“You need an open mind for different things, different ideas,” he said of being a rabbi in Southeast Asia. “For me, everything looks normal. For some people, this looks unbelievable.”
Fruit vendors at an outdoor market in Vietnam.
When Chabad first opened in the country, Hartman said there was some reticence on the part of the Vietnamese government, which was concerned that there would be an attempt to convert the local population to Judaism.
“They know that’s not what we do,” he said, adding that relations now with the government are positive. “They are OK with us.”
The Vietnam War ended in 1975 following the withdrawal of American troops. Saigon, which had been the capital of South Vietnam and the headquarters for America’s military during the war, was officially renamed Ho Chi Minh City after the former leader of North Vietnam. Most locals, though, still refer to the city as “Saigon.”
Hartman said he has met several dozen Jewish war veterans who have come back to visit the country in which they fought 40 years ago. One veteran – a doctor and regular Chabad visitor – returns each year to volunteer at a medical clinic.
There are government propaganda posters on nearly every street throughout Vietnam, including this one in the city of Da Nang.
“He told me he comes every year because he wants to give back to Vietnam what America took during the war,” he said.
Hartman said there is hope that it won’t be long before there is a formal Jewish presence in Hanoi, the capital city of Vietnam. Another Chabad facility recently opened in Phnom Penh, the capital of neighboring Cambodia.
“If there are Jews, there is Chabad House,” he said.
Before I left, Hartman showed me Chabad’s guestbook, which was full of glowing comments from recent visitors. One note was written by an American woman who had visited in December. She was traveling with her husband, who adheres to a kosher diet and would only eat fish at local restaurants.
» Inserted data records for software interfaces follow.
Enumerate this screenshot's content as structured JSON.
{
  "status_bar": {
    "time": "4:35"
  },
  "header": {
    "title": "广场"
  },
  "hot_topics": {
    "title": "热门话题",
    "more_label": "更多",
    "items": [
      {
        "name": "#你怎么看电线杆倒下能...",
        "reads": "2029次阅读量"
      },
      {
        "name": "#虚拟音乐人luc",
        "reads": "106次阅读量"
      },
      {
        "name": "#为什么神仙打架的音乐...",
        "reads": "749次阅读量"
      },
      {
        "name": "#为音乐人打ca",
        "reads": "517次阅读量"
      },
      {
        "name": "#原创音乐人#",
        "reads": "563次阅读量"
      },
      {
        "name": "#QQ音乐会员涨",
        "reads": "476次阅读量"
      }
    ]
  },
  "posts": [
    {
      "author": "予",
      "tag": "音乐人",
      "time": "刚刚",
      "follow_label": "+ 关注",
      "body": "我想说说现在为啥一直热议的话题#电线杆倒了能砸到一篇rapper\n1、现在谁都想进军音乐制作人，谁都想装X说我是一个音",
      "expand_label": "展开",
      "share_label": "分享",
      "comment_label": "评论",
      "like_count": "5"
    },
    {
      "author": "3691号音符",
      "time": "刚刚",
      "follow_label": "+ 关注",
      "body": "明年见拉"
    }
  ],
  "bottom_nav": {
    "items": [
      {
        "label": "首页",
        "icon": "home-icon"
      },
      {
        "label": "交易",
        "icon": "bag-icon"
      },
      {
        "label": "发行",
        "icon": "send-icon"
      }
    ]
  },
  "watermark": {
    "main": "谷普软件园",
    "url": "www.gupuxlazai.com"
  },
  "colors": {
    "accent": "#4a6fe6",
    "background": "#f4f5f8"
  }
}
“My husband was starting to look like a fish after three weeks in Vietnam,” she wrote. “Thank goodness Chabad was here and we could meet extended family and eat meat.”
© 2011 Dan Fellner